MATERIAL FOR THIS EXERCISE -
--
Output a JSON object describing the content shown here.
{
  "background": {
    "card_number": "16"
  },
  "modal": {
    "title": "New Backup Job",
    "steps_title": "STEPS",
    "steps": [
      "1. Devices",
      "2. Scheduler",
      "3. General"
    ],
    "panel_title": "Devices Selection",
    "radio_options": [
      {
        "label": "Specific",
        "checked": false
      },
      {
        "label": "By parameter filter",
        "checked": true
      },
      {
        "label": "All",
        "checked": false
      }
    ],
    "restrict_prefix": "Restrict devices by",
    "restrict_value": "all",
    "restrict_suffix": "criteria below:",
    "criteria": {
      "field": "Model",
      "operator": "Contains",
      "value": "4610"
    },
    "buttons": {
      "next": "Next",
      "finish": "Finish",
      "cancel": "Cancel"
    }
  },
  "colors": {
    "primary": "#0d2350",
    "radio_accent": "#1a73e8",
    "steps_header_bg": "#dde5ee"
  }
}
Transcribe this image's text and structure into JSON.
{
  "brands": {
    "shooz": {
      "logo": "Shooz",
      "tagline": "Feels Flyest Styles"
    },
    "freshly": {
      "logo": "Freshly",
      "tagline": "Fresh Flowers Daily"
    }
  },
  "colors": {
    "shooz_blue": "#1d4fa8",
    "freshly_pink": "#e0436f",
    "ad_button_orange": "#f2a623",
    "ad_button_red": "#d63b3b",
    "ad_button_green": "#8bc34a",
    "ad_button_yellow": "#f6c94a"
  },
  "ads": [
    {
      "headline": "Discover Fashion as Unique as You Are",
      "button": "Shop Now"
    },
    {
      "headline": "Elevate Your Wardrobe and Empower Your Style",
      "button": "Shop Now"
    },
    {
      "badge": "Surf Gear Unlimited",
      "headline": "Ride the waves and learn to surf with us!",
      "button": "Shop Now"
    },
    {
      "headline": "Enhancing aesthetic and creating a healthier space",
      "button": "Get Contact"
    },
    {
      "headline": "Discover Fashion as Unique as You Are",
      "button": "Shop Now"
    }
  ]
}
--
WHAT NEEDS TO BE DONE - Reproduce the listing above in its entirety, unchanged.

RESULT OF THIS EXERCISE -
Output a JSON object describing the content shown here.
{
  "background": {
    "card_number": "16"
  },
  "modal": {
    "title": "New Backup Job",
    "steps_title": "STEPS",
    "steps": [
      "1. Devices",
      "2. Scheduler",
      "3. General"
    ],
    "panel_title": "Devices Selection",
    "radio_options": [
      {
        "label": "Specific",
        "checked": false
      },
      {
        "label": "By parameter filter",
        "checked": true
      },
      {
        "label": "All",
        "checked": false
      }
    ],
    "restrict_prefix": "Restrict devices by",
    "restrict_value": "all",
    "restrict_suffix": "criteria below:",
    "criteria": {
      "field": "Model",
      "operator": "Contains",
      "value": "4610"
    },
    "buttons": {
      "next": "Next",
      "finish": "Finish",
      "cancel": "Cancel"
    }
  },
  "colors": {
    "primary": "#0d2350",
    "radio_accent": "#1a73e8",
    "steps_header_bg": "#dde5ee"
  }
}
Transcribe this image's text and structure into JSON.
{
  "brands": {
    "shooz": {
      "logo": "Shooz",
      "tagline": "Feels Flyest Styles"
    },
    "freshly": {
      "logo": "Freshly",
      "tagline": "Fresh Flowers Daily"
    }
  },
  "colors": {
    "shooz_blue": "#1d4fa8",
    "freshly_pink": "#e0436f",
    "ad_button_orange": "#f2a623",
    "ad_button_red": "#d63b3b",
    "ad_button_green": "#8bc34a",
    "ad_button_yellow": "#f6c94a"
  },
  "ads": [
    {
      "headline": "Discover Fashion as Unique as You Are",
      "button": "Shop Now"
    },
    {
      "headline": "Elevate Your Wardrobe and Empower Your Style",
      "button": "Shop Now"
    },
    {
      "badge": "Surf Gear Unlimited",
      "headline": "Ride the waves and learn to surf with us!",
      "button": "Shop Now"
    },
    {
      "headline": "Enhancing aesthetic and creating a healthier space",
      "button": "Get Contact"
    },
    {
      "headline": "Discover Fashion as Unique as You Are",
      "button": "Shop Now"
    }
  ]
}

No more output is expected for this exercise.